18. Martró E, Suligoi B, González V, et al. Comparison of the avidity index method and the serologic testing algorithm for recent human immunodeficiency virus (HIV) seroconversion, two methods using a single serum sample for identification of recent HIV infections. J Clin Microbiol. 2005;43:6197-6199.
19. Kothe D, Byers RH, Caudill SP, et al. Performance characteristics of a new less sensitive HIV-1 enzyme immunoassay for use in estimating HIV seroincidence.
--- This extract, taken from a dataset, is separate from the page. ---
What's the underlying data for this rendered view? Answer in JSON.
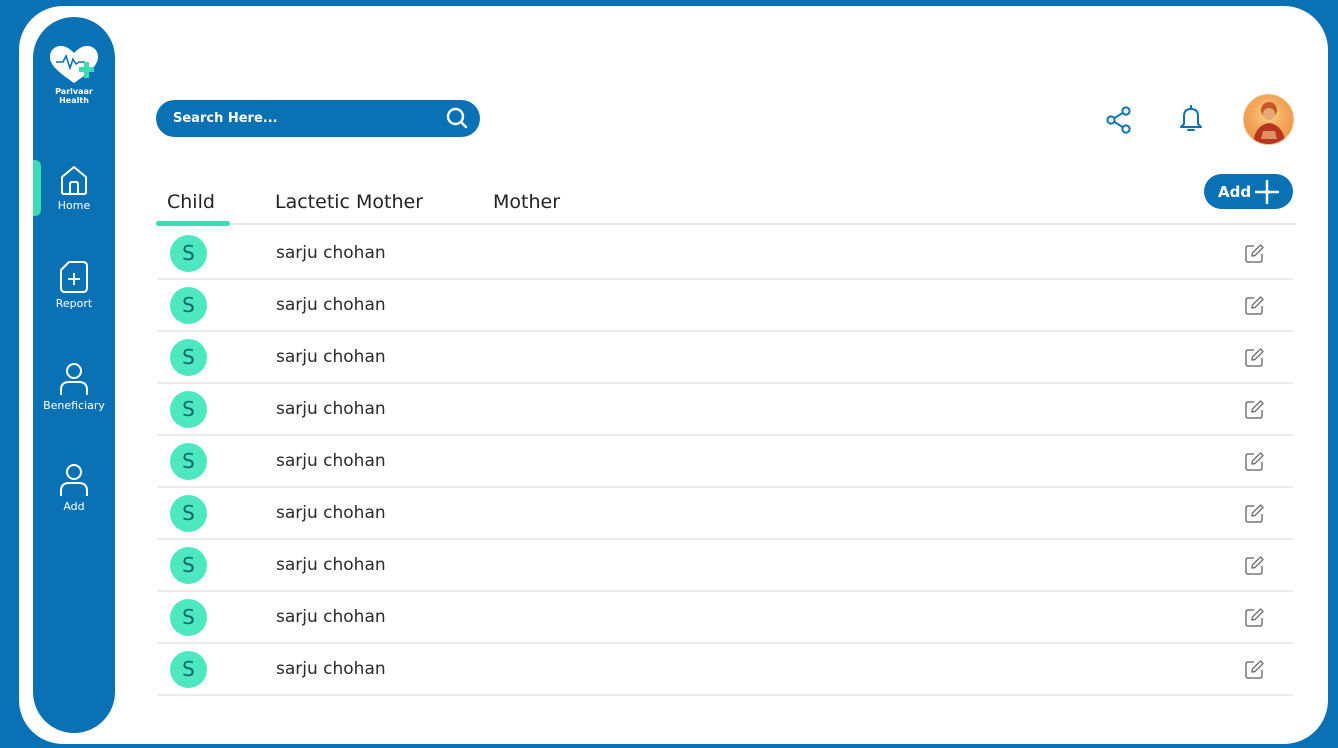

J Acquir Immune Defic Syndr. 2003;33:625-634.
This article has been cited 14 time(s).
Plos OneAntibody Maturation and Viral Diversification in HIV-Infected WomenPlos One
Journal of Infectious DiseasesHIV Incidence Determination in the United States: A Multiassay ApproachJournal of Infectious Diseases
Plos OneEffect of Natural and ARV-Induced Viral Suppression and Viral Breakthrough on Anti-HIV Antibody Proportion and Avidity in Patients with HIV-1 Subtype B InfectionPlos One
Journal of Medical VirologyImmune Activation and Antibody Responses in Non-Progressing Elite Controller Individuals Infected With HIV-1Journal of Medical Virology
Antiviral ResearchEffector mechanisms in HIV-1 infected elite controllers: Highly active immune responses?Antiviral Research
EurosurveillanceUsing tests for recent infection to estimate incidence: problems and prospects for HIVEurosurveillance
Proceedings of the National Academy of Sciences of the United States of AmericaMicrobial translocation, the innate cytokine response, and HIV-1 disease progression in AfricaProceedings of the National Academy of Sciences of the United States of America
Lancet Infectious Diseases
Accuracy of serological assays for detection of recent infection with HIV and estimation of population incidence: a systematic review
Lancet Infectious Diseases, 9():
Plos OneErrors in 'BED'-Derived Estimates of HIV Incidence Will Vary by Place, Time and AgePlos One
Trends in Pharmacological SciencesElucidating the elite: mechanisms of control in HIV-1 infectionTrends in Pharmacological Sciences
Epidemiologic ReviewsMeasuring the HIV/AIDS Epidemic: Approaches and ChallengesEpidemiologic Reviews
JAIDS Journal of Acquired Immune Deficiency SyndromesOn the Statistical Accuracy of Biomarker Assays for HIV IncidenceJAIDS Journal of Acquired Immune Deficiency Syndromes
emergency department; incidence testing; viral suppression
© 2008 Lippincott Williams & Wilkins, Inc.
Highlight selected keywords in the article text.